● **EXERCISE BRIEF**: With nothing added or dropped, output every record below exactly.

[Stored items from a collection]
*** Block opens ***

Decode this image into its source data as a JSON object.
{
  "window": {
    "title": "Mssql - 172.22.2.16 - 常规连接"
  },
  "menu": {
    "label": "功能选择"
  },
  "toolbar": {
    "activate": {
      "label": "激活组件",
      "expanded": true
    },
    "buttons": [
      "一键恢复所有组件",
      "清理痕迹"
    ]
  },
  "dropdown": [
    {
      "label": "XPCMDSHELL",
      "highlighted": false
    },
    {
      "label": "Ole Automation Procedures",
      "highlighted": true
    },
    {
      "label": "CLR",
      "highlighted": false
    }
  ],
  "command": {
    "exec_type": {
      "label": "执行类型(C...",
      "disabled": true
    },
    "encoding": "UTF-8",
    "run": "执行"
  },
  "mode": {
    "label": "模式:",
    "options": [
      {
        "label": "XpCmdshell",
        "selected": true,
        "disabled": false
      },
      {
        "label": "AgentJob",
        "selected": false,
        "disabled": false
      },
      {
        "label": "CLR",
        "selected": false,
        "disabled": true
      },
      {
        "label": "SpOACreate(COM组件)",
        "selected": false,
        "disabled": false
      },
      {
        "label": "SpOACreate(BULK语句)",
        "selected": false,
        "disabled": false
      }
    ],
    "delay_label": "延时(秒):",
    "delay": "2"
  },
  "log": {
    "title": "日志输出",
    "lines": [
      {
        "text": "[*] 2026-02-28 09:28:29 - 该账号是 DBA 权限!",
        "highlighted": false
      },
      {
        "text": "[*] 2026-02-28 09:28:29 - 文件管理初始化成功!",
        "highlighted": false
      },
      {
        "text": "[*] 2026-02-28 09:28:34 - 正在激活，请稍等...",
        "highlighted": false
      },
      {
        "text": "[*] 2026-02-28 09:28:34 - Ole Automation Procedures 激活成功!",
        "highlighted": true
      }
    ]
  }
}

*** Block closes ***

● **TASK RESULT**:
Decode this image into its source data as a JSON object.
{
  "window": {
    "title": "Mssql - 172.22.2.16 - 常规连接"
  },
  "menu": {
    "label": "功能选择"
  },
  "toolbar": {
    "activate": {
      "label": "激活组件",
      "expanded": true
    },
    "buttons": [
      "一键恢复所有组件",
      "清理痕迹"
    ]
  },
  "dropdown": [
    {
      "label": "XPCMDSHELL",
      "highlighted": false
    },
    {
      "label": "Ole Automation Procedures",
      "highlighted": true
    },
    {
      "label": "CLR",
      "highlighted": false
    }
  ],
  "command": {
    "exec_type": {
      "label": "执行类型(C...",
      "disabled": true
    },
    "encoding": "UTF-8",
    "run": "执行"
  },
  "mode": {
    "label": "模式:",
    "options": [
      {
        "label": "XpCmdshell",
        "selected": true,
        "disabled": false
      },
      {
        "label": "AgentJob",
        "selected": false,
        "disabled": false
      },
      {
        "label": "CLR",
        "selected": false,
        "disabled": true
      },
      {
        "label": "SpOACreate(COM组件)",
        "selected": false,
        "disabled": false
      },
      {
        "label": "SpOACreate(BULK语句)",
        "selected": false,
        "disabled": false
      }
    ],
    "delay_label": "延时(秒):",
    "delay": "2"
  },
  "log": {
    "title": "日志输出",
    "lines": [
      {
        "text": "[*] 2026-02-28 09:28:29 - 该账号是 DBA 权限!",
        "highlighted": false
      },
      {
        "text": "[*] 2026-02-28 09:28:29 - 文件管理初始化成功!",
        "highlighted": false
      },
      {
        "text": "[*] 2026-02-28 09:28:34 - 正在激活，请稍等...",
        "highlighted": false
      },
      {
        "text": "[*] 2026-02-28 09:28:34 - Ole Automation Procedures 激活成功!",
        "highlighted": true
      }
    ]
  }
}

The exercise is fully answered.